Therefore, limitations imposed on people living in conflict areas to benefit from access to international mechanisms for human rights contradicts the spirit and the letter of international human rights law. It is coercion. It is a violation of human rights in itself, which exacerbates conflicts and undermines peaceful resolution efforts.
Nagorno Karabakh is people. It is 150 thousand individual human beings with dignity, responsibility and rights. Like any other people, they are entitled to freely enjoy their inalienable rights - all of them, including the right to self-determination, the right to freely determine their political status and freely pursue their economic, social and cultural development. In their condition, the right to life is especially endangered, as the existential physical security of the people of Nagorno-Karabakh remains the biggest sustained threat. The atrocious assault on their human security in the early 1990s, the repeated aggression against Nagorno-Karabakh in April 2016, continued glorification of cold-blooded murderers for killing Armenians, accompanied with government sponsored anti-Armenian propaganda and xenophobia represent the core causes of the conflict. The key to resolution and lasting peace in the region is the recognition of the human security and rights of the people of Nagorno Karabakh.
Nagorno-Karabakh deserves recognition of its efforts to protect and promote human rights of their people.

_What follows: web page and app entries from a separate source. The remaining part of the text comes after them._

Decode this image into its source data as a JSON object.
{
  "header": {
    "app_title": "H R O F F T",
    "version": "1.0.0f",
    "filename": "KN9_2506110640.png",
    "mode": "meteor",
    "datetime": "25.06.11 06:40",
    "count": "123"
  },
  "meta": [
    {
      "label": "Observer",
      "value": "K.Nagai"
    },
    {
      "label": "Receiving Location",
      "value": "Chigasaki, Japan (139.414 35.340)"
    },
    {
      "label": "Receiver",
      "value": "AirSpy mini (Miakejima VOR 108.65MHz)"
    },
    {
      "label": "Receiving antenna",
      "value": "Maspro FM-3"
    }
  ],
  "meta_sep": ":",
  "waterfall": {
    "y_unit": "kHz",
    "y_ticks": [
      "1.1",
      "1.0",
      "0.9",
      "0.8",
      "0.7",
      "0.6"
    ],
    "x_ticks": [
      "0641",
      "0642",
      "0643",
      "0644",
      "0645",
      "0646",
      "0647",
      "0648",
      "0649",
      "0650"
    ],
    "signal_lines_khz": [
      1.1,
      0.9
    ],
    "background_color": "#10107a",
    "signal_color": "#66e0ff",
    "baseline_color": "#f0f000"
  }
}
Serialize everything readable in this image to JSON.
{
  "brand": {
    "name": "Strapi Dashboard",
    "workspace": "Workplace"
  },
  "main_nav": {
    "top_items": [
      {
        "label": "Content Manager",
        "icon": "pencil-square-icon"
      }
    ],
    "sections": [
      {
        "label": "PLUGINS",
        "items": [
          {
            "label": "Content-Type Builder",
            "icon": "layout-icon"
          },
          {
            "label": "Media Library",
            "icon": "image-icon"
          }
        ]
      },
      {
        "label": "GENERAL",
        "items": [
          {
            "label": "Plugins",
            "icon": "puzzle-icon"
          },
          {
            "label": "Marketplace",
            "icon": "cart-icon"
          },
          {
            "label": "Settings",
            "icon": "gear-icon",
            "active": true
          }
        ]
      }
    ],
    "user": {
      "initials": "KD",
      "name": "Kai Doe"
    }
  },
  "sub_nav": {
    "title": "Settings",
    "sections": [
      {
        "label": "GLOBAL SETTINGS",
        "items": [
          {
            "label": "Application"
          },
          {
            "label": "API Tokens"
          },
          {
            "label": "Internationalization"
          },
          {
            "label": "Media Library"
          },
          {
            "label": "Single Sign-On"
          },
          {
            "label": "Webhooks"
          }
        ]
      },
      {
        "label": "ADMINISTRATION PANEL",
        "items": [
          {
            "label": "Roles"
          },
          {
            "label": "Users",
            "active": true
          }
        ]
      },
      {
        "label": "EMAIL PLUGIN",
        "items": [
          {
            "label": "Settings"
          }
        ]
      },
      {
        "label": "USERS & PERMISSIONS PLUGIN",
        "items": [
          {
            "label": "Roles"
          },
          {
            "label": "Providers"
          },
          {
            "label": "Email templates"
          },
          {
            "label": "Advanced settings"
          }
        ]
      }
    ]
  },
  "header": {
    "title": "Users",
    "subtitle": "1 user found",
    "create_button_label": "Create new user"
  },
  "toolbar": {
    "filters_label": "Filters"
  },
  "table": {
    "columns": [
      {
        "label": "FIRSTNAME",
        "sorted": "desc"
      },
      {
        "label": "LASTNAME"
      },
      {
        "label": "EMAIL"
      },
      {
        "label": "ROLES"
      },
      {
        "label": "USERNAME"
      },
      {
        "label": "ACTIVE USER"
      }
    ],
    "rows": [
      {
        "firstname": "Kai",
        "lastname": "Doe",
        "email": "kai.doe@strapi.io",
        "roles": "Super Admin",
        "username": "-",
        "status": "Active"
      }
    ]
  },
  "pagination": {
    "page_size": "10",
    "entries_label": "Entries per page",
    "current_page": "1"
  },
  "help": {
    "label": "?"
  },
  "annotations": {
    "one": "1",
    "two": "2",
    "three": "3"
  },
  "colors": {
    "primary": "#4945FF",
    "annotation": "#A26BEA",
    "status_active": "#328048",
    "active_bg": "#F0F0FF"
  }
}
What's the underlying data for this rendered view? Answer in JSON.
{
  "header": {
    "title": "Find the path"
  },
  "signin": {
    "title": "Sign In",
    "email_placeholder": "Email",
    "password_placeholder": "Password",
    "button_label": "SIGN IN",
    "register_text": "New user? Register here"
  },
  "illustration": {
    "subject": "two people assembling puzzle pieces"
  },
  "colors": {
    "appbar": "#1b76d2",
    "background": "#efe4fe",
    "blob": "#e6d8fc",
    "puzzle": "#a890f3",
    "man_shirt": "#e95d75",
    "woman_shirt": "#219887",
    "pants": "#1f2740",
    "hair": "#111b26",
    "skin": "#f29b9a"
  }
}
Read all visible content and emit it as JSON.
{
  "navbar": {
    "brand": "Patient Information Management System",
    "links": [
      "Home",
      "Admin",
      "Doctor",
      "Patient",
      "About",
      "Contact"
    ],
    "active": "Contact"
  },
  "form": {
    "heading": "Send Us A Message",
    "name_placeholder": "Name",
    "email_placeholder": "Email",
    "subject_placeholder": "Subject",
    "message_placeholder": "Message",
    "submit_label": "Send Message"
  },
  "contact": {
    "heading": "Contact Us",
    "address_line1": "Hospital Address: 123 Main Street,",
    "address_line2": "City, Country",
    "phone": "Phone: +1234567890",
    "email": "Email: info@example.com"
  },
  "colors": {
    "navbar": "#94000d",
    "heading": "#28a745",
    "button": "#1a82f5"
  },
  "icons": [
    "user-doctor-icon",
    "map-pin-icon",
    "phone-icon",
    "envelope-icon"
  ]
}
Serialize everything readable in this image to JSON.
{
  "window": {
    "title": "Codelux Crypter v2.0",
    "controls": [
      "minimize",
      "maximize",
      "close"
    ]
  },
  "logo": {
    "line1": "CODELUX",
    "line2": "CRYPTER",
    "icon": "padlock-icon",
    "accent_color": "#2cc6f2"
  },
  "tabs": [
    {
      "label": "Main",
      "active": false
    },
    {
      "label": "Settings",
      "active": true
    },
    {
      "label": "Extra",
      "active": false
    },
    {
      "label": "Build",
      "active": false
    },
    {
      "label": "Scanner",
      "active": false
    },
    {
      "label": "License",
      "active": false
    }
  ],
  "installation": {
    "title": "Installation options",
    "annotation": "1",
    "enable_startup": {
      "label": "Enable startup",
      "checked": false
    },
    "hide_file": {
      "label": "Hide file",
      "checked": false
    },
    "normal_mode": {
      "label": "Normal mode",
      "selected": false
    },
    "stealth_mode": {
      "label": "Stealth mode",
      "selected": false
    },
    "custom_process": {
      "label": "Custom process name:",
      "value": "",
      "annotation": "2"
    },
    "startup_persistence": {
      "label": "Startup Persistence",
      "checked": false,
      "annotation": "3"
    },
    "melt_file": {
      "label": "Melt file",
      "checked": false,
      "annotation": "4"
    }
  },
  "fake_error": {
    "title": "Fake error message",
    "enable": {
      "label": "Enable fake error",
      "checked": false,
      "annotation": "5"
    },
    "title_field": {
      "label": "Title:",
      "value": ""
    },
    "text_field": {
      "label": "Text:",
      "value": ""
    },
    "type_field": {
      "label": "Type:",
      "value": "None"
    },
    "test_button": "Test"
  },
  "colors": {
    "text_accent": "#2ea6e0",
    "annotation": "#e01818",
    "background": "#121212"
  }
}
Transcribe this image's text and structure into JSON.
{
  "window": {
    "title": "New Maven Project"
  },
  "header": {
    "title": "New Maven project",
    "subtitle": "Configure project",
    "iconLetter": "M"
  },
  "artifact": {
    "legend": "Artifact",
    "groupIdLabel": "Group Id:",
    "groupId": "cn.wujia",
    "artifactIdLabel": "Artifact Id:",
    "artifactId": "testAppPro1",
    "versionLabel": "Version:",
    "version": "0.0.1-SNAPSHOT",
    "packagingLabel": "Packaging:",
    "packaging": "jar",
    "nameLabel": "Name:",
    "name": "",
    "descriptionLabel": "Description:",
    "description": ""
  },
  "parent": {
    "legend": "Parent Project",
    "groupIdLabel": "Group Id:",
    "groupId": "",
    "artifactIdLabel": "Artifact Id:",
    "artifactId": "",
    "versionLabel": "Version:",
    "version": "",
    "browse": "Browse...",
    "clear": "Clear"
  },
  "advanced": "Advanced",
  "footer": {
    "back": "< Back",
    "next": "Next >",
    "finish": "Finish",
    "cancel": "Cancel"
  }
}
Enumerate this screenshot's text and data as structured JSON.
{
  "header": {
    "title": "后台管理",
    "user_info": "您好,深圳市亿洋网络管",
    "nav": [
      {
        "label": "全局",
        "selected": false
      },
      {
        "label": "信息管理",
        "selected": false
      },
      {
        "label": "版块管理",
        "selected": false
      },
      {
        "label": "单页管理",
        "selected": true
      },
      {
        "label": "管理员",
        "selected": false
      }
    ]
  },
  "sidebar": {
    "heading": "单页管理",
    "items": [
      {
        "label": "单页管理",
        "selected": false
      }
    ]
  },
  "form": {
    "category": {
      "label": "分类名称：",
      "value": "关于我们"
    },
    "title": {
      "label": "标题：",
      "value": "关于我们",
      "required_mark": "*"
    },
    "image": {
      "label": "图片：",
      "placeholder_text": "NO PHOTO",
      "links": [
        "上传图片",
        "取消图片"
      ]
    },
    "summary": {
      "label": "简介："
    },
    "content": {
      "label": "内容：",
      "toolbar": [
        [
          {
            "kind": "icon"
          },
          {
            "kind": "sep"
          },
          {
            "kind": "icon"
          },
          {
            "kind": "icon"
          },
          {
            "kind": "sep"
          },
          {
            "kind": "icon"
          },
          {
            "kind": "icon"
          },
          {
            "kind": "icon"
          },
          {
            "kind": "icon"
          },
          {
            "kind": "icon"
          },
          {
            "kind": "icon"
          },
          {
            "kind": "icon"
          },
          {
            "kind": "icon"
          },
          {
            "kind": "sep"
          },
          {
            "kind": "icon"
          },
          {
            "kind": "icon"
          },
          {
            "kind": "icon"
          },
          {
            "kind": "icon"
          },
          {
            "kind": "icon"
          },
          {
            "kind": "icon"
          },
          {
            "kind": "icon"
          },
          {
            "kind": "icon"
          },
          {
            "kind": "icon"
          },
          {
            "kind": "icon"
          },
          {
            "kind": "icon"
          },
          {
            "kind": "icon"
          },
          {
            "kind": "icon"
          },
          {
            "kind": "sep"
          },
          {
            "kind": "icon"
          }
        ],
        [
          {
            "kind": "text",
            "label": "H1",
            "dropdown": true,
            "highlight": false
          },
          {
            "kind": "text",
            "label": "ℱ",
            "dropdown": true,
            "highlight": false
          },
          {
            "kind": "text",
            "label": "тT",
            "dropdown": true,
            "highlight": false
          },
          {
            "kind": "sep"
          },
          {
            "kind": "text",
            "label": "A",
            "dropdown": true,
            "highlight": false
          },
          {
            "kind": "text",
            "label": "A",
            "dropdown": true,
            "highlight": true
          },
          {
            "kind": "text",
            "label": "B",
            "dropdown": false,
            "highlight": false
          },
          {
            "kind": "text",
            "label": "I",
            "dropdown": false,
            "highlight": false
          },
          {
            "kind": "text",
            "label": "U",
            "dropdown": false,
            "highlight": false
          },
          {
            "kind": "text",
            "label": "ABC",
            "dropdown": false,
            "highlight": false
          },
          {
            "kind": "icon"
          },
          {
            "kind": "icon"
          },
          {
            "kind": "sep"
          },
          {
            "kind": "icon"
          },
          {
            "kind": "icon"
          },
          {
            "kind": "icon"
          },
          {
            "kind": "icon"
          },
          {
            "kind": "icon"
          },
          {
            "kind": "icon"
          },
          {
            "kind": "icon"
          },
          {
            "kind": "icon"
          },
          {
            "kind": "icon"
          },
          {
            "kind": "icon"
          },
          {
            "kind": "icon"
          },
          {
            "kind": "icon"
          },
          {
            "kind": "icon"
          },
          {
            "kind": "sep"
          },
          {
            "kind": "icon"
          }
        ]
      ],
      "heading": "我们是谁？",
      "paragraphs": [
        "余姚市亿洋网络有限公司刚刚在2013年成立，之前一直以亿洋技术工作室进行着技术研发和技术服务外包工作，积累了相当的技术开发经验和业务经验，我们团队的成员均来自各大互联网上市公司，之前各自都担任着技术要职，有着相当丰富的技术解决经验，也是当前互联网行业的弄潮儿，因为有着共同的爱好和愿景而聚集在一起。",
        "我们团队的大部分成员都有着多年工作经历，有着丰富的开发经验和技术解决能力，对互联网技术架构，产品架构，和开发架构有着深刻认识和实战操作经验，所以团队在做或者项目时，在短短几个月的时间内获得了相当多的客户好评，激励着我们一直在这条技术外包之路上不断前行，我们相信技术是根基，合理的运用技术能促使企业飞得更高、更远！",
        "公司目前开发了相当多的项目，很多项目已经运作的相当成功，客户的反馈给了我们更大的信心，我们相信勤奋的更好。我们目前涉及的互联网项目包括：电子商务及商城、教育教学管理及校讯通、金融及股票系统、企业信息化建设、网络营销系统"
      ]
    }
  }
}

Their voluntary undertaking to draft and submit an initial periodic report on the implementation of the provisions of the International Covenant On Civil and Political Rights is commendable. It is a detailed account of the achievements of their elected authorities in building a society, which respects and promotes human rights based on international norms and standards.
Armenia is a candidate for one of the two seats allocated to the Eastern European Group in the UN Human Rights Council for the term 2020 to 2022. Our national experience of consolidation and strengthening of the practice, the law and the institutions for the promotion and protection of human rights empowers us with confidence that we will deliver quality membership in the Council and will contribute in a genuine, fair and effective manner to international cooperation within the United Nations primary body for human rights. Having been benefiting from such cooperation for the advance of our national human rights agenda, we recognise and strongly value the merits of dialogue, patience, consistency and commitment in promoting and protecting human rights at the international level. We have set clear and precise commitments and pledges for our membership. We are keen to learn, to listen and to share experience. We are committed to support intergovernmental cooperation, civil society engagement and consolidation of the United Nations human rights system. We are well prepared to deliver good service to cooperation within this Council. We count on your support.
In conclusion, Armenia reiterates its unwavering commitment to the strength and effectiveness of the United Nations human rights machinery. We commend and support the work of the High Commissioner for Human Rights and her Office, the human rights bodies and mechanisms. Despite challenges, the Council remains a critical body for international cooperation to protect human rights, human dignity and integrity. It is worth to be reminded that the United Nations and this Council in particular continue to represent a source of hope and trust for millions around the world, that human rights is a pillar of the United Nations, of its purpose for a fair and secure world. It is an essential platform for shared responsibility.